**** Exercise material ****
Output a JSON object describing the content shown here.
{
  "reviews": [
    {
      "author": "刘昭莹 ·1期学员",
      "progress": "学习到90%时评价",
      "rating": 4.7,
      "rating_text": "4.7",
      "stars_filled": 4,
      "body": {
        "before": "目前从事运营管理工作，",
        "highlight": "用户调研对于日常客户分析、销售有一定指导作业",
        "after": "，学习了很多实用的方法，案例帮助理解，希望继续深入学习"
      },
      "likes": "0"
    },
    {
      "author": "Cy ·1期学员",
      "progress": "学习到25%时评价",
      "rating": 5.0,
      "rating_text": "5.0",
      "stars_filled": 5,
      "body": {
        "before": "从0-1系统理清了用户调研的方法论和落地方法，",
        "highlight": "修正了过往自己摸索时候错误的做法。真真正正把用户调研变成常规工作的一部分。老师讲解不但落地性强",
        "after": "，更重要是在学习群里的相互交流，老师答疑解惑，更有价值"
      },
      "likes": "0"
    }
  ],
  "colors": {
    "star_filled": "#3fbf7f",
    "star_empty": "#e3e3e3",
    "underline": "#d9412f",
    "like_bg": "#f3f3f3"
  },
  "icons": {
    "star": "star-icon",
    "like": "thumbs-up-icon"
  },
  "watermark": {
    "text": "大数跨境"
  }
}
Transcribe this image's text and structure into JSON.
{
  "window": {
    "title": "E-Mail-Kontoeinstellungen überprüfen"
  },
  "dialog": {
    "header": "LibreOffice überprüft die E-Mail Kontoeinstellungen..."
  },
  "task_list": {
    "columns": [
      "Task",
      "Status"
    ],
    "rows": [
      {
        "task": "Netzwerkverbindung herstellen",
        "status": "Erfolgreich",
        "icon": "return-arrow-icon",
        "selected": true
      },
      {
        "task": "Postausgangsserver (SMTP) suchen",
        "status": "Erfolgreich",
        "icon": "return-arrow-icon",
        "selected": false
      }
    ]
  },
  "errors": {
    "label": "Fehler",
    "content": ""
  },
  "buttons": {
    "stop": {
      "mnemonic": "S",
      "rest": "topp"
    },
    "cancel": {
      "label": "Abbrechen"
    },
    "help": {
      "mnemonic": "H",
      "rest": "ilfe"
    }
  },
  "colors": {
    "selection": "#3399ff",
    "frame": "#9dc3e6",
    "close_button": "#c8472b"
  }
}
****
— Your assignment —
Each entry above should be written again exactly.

— Exercise result —
Output a JSON object describing the content shown here.
{
  "reviews": [
    {
      "author": "刘昭莹 ·1期学员",
      "progress": "学习到90%时评价",
      "rating": 4.7,
      "rating_text": "4.7",
      "stars_filled": 4,
      "body": {
        "before": "目前从事运营管理工作，",
        "highlight": "用户调研对于日常客户分析、销售有一定指导作业",
        "after": "，学习了很多实用的方法，案例帮助理解，希望继续深入学习"
      },
      "likes": "0"
    },
    {
      "author": "Cy ·1期学员",
      "progress": "学习到25%时评价",
      "rating": 5.0,
      "rating_text": "5.0",
      "stars_filled": 5,
      "body": {
        "before": "从0-1系统理清了用户调研的方法论和落地方法，",
        "highlight": "修正了过往自己摸索时候错误的做法。真真正正把用户调研变成常规工作的一部分。老师讲解不但落地性强",
        "after": "，更重要是在学习群里的相互交流，老师答疑解惑，更有价值"
      },
      "likes": "0"
    }
  ],
  "colors": {
    "star_filled": "#3fbf7f",
    "star_empty": "#e3e3e3",
    "underline": "#d9412f",
    "like_bg": "#f3f3f3"
  },
  "icons": {
    "star": "star-icon",
    "like": "thumbs-up-icon"
  },
  "watermark": {
    "text": "大数跨境"
  }
}
Transcribe this image's text and structure into JSON.
{
  "window": {
    "title": "E-Mail-Kontoeinstellungen überprüfen"
  },
  "dialog": {
    "header": "LibreOffice überprüft die E-Mail Kontoeinstellungen..."
  },
  "task_list": {
    "columns": [
      "Task",
      "Status"
    ],
    "rows": [
      {
        "task": "Netzwerkverbindung herstellen",
        "status": "Erfolgreich",
        "icon": "return-arrow-icon",
        "selected": true
      },
      {
        "task": "Postausgangsserver (SMTP) suchen",
        "status": "Erfolgreich",
        "icon": "return-arrow-icon",
        "selected": false
      }
    ]
  },
  "errors": {
    "label": "Fehler",
    "content": ""
  },
  "buttons": {
    "stop": {
      "mnemonic": "S",
      "rest": "topp"
    },
    "cancel": {
      "label": "Abbrechen"
    },
    "help": {
      "mnemonic": "H",
      "rest": "ilfe"
    }
  },
  "colors": {
    "selection": "#3399ff",
    "frame": "#9dc3e6",
    "close_button": "#c8472b"
  }
}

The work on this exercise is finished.